would study, and that for the future he would always conduct himself well.
And he kept his word for the remainder of the year. Indeed, at the examinations before the holidays, he had the honour of being the first in the school, and his behaviour in general was so satisfactory and praiseworthy that the Fairy was very much pleased, and said to him:
'To-morrow your wish shall be gratified.'
'And that is?'
'To-morrow you shall cease to be a wooden puppet, and you shall become a boy.'
No one who had not witnessed it could ever imagine Pinocchio's joy at this longsighed-for good fortune. All his schoolfellows were to be invited for the following day to a grand breakfast at the Fairy's house, that they might celebrate together the great event. The Fairy had prepared two hundred cups of coffee and milk, and four hundred rolls cut and buttered on each side. The day promised to be most happy and delightful, but . . .

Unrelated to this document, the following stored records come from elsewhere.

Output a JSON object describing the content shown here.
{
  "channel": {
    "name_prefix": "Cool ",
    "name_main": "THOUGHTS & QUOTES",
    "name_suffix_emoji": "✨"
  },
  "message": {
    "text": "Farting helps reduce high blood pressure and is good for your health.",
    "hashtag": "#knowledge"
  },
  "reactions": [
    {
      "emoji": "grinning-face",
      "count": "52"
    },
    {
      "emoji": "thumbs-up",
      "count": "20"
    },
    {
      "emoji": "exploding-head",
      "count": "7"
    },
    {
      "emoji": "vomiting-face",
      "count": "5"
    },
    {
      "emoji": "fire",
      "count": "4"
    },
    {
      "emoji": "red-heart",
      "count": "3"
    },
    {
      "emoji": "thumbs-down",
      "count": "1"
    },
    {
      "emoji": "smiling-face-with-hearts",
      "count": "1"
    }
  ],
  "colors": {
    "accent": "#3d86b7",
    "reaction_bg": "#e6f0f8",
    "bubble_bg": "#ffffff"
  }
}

Unfortunately in the lives of puppets there is always a 'but' that spoils everything.